An outage can occur at several different levels of infrastructure and cluster components.

Container or pod failure

By design, pods are meant to be ephemeral. Appropriately scaling services so that multiple instances of your application pods are running will protect against issues with any individual pod or container. OpenShift’s node scheduler can also make sure these workloads are distributed across different worker nodes to further improve resiliency.

When accounting for possible pod failures, it is also important to understand how storage is attached to your applications. Single persistent volumes attached to single pods will not be able to leverage the full benefits of pod scaling, whereas replicated databases, database services, or shared storage will. Please see the Storage failure section for more information.

Worker node failure

Worker nodes are the virtual machines that contain your application pods. By default, an OpenShift Dedicated cluster will have a minimum of four worker nodes for a single availability-zone cluster. In the event of a worker node failure, pods will be relocated to functioning worker nodes, as long as there is enough capacity, until any issue with an existing node is resolved or the node is replaced. More worker nodes means more protection against single node outages, and ensures proper cluster capacity for rescheduled pods  in the event of a node failure.

When accounting for possible node failures, it is also important to understand how storage is affected. Please see the Storage failure section for more information.

Cluster failure

OpenShift Dedicated clusters have at least three master nodes and three infrastructure nodes that are preconfigured for high availability, either in a single zone or across multiple zones depending on the type of cluster you have selected. This means that master and infrastructure nodes have the same resiliency of worker nodes, with the added benefit of being managed completely by Red Hat.

In the event of a complete master outage, the OpenShift APIs will not function, and existing worker node pods will be unaffected. However, if there is also a pod or node outage at the same time, the masters will have to recover before new pods or nodes can be added or scheduled.

All services running on infrastructure nodes are configured by Red Hat to be highly available and distributed across infrastructure nodes. In the event of a complete infrastructure outage, these services will be unavailable until these nodes have been recovered.

Zone failure

A zone failure from a public cloud provider will affect all virtual components, such as worker nodes, block or shared storage, and load balancers that are specific to a single availability zone. To protect against a zone failure, OpenShift Dedicated provides the option for clusters that are distributed across three availability zones, called multi-AZ clusters. Existing stateless workloads will be redistributed to unaffected zones  in the event of an outage, as long as there is enough capacity.
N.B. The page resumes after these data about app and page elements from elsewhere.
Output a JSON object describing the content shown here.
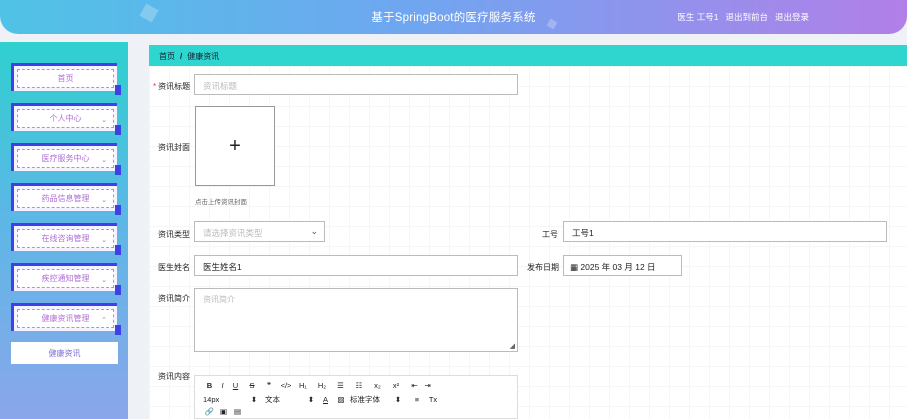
{
  "header": {
    "title": "基于SpringBoot的医疗服务系统",
    "user": "医生 工号1",
    "back_to_admin": "退出到前台",
    "logout": "退出登录"
  },
  "sidebar": {
    "items": [
      {
        "label": "首页",
        "has_chevron": false
      },
      {
        "label": "个人中心",
        "has_chevron": true
      },
      {
        "label": "医疗服务中心",
        "has_chevron": true
      },
      {
        "label": "药品信息管理",
        "has_chevron": true
      },
      {
        "label": "在线咨询管理",
        "has_chevron": true
      },
      {
        "label": "疾控通知管理",
        "has_chevron": true
      },
      {
        "label": "健康资讯管理",
        "has_chevron": true,
        "expanded": true
      }
    ],
    "submenu": "健康资讯"
  },
  "breadcrumb": {
    "home": "首页",
    "sep": "/",
    "current": "健康资讯"
  },
  "form": {
    "title_label": "资讯标题",
    "title_placeholder": "资讯标题",
    "cover_label": "资讯封面",
    "cover_plus": "+",
    "cover_hint": "点击上传资讯封面",
    "type_label": "资讯类型",
    "type_placeholder": "请选择资讯类型",
    "job_label": "工号",
    "job_value": "工号1",
    "doctor_label": "医生姓名",
    "doctor_value": "医生姓名1",
    "date_label": "发布日期",
    "date_value": "2025 年 03 月 12 日",
    "intro_label": "资讯简介",
    "intro_placeholder": "资讯简介",
    "content_label": "资讯内容"
  },
  "editor": {
    "row1": [
      "B",
      "I",
      "U",
      "S",
      "❞",
      "</>",
      "H₁",
      "H₂",
      "☰",
      "☷",
      "x₂",
      "x²",
      "⇤",
      "⇥"
    ],
    "row2": [
      "14px",
      "⬍",
      "文本",
      "⬍",
      "A",
      "▨",
      "标准字体",
      "⬍",
      "≡",
      "Tx"
    ],
    "row3": [
      "🔗",
      "▣",
      "▤"
    ]
  },
  "colors": {
    "accent": "#2ed6cf",
    "menu_border": "#3d42e8",
    "menu_text": "#b06fd6"
  }
}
Region failure

A full region failure from a public cloud provider is exceedingly rare, but will make all zones unavailable. A multi-AZ cluster is not enough to protect against outages at the region level. The best way to protect against a full region failure is to have multiple clusters in different regions, connected with an external global load balancer. Such an architecture can protect against both zone and region failures, and even across different cloud providers.

Storage failure

If you have deployed a stateful application, then storage is a critical component and must be accounted for when thinking about high availability. A single block storage PV is unable to withstand outages even at the pod level. The best ways to maintain availability of storage are to use replicated storage solutions, shared storage that is unaffected by outages, or a database service that is independent of the cluster.